- The Node Package Manager, NPM, has been subject to attack. Malicious packages install crypto miners on the users’ computers.
- Fake ChatGPT apps are being used to spread malware.
- After breaking into a system, attackers are using an open source cross-platform command and control tool called Havoc. Havoc includes a number of modules for remote command execution, downloading additional files, and process manipulation.
- A secure API needs to authenticate and authorize every attempt to access it properly. In turn, this requires reliable and trustworthy distribution of identity data.
- The National Institute of Standards (NIST) has announced a standard “lightweight” cryptography algorithm. This algorithm has been designed for CPUs with limited capabilities–specifically CPUs used in “Internet of Things” devices.

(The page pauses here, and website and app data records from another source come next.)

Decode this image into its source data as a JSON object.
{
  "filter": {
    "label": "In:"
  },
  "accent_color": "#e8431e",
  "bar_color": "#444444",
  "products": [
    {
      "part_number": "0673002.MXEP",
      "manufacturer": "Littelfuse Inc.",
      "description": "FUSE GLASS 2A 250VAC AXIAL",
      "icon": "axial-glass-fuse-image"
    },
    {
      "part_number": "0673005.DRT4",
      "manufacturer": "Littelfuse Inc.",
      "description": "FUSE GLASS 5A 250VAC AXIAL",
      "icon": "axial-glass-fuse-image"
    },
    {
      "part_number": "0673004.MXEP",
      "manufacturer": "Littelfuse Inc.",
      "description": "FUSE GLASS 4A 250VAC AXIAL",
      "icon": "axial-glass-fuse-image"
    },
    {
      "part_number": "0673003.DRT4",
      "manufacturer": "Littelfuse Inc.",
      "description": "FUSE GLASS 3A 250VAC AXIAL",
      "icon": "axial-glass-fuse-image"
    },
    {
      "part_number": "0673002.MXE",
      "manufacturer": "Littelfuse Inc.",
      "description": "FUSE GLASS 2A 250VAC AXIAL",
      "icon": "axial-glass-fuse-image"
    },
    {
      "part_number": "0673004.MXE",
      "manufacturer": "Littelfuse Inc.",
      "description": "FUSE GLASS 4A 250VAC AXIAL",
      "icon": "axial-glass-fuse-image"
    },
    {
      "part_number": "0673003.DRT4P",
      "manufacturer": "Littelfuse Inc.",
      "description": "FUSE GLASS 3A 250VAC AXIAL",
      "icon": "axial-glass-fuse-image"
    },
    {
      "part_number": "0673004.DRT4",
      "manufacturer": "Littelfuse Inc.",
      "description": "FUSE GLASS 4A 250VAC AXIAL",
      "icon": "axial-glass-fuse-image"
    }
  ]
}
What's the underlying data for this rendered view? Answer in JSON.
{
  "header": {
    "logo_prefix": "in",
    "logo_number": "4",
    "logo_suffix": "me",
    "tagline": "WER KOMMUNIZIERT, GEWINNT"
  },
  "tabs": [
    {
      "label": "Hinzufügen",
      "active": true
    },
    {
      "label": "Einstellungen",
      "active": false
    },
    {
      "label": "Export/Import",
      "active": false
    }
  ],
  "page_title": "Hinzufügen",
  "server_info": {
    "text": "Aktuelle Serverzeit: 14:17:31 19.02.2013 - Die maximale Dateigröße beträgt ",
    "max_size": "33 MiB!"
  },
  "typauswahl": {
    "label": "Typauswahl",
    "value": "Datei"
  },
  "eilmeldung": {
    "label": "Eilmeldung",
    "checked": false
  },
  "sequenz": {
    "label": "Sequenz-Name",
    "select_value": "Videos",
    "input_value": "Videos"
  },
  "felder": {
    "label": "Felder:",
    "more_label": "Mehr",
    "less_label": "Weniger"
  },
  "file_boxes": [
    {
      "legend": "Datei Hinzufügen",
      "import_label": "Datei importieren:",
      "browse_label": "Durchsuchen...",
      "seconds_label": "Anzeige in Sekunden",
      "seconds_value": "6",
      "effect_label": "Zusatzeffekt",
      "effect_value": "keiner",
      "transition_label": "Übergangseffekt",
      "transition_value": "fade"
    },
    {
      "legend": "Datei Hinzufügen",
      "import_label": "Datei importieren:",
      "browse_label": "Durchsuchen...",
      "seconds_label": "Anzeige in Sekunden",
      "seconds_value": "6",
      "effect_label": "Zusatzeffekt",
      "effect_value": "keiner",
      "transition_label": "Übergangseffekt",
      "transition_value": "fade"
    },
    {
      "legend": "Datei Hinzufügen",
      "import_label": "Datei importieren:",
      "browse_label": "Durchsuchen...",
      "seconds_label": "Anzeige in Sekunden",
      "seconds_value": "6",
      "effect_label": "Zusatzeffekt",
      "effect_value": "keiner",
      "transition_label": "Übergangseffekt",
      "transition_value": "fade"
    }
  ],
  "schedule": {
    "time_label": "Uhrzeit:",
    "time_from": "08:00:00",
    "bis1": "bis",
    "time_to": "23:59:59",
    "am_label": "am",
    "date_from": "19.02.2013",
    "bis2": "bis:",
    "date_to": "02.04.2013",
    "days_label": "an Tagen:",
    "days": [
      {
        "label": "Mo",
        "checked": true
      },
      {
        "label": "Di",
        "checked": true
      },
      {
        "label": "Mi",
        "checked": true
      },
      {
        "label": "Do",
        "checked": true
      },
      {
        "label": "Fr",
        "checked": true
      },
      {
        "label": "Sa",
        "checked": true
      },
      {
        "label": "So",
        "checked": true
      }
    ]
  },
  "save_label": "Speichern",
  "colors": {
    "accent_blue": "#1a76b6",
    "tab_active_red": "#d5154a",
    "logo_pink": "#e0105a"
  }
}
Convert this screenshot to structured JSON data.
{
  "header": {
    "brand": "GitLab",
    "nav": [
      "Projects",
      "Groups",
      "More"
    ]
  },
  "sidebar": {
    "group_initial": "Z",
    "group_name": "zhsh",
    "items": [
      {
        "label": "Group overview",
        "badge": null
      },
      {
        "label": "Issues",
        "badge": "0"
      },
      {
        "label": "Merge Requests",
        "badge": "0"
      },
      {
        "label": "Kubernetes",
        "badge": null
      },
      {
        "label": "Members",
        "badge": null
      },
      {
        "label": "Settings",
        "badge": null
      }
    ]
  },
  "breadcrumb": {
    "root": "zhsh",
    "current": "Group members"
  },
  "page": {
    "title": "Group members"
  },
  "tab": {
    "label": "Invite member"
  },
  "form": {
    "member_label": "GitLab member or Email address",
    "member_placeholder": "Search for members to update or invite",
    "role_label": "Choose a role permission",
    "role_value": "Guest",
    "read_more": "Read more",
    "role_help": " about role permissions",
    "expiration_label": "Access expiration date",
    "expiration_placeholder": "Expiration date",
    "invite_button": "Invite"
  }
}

- Bruce Schneier’s belated wrapup on SolarWinds: The market doesn’t reward security. SolarWinds was profitable, and the private equity firm that owns it wanted it to become more profitable. Short term profit, long-term underfunding of security.
- Bruce Schneier on Machine Learning Security: we’re still in the early days of understanding how to secure ML systems against attacks. But we already know that the weakest link will be the software surrounding the ML system.
- “Capture the Flag” is frequently played at computer security conferences: in a controlled environment, defenders try to protect their systems from attackers. What happens when AI-driven agents play the game?
- The FBI and Europol police have seized the servers for the Hive ransomware-as-a-service group. They penetrated Hive’s network in July 2022, allowing them to access decryption keys and give them to victims.
Web, Web3, and the Metaverse
- Jaron Lanier and others have proposed that large language models can be used to create virtual worlds.
- Google will no longer downgrade AI-generated content in its search results.
- Fastly’s Fast Forward Program provides free CDN services to open source projects and nonprofits that make the world a better place. Mastodon, with its vision of open, federated social media, is one of the projects that Fastly is supporting.
- Apple is developing software to help build mixed-reality apps for the headset they are planning to release in 2023. According to rumor, the Apple headset is a different product from their AR glasses; the latter has apparently been delayed until late 2023.
- California’s DMV is putting car titles on a blockchain. Other public registries may follow. While they have not yet built public-facing applications, possibilities include NFTs that represent car titles.
- Google has made a small but significant improvement in their ability to build error-corrected qubits. They have demonstrated that error correction can scale: using more physical qubits to create a logical, error-corrected qubit reduces the actual error rate.
- A new kind of qubit adds a “flip flop” logic gate to the repertoire of quantum operations.
- Researchers have demonstrated a technique for transferring qubits from one chip to another without destroying their quantum behavior. The ability to connect quantum chips is a critical step towards building quantum computers large enough to do useful work.
- CRISPR can be used to engineer flies that are unable to spread diseases between plants. This may be a way to limit the spread of crop diseases, particularly for diseases spread by pests whose range is expanding because of global warming.
- Open source seeds? Almost all of the seeds used in farming are patented, and farmers have been sued for saving seeds to use in next year’s crops. The Open Source Seed Initiative provides seeds with a license that doesn’t restrict how the seeds are used.
- The de-extinction project has added the Dodo to the list of species it plans to restore.
- Researchers have developed a camera the size of a grain of salt. The camera incorporates neural-network based signal processing algorithms.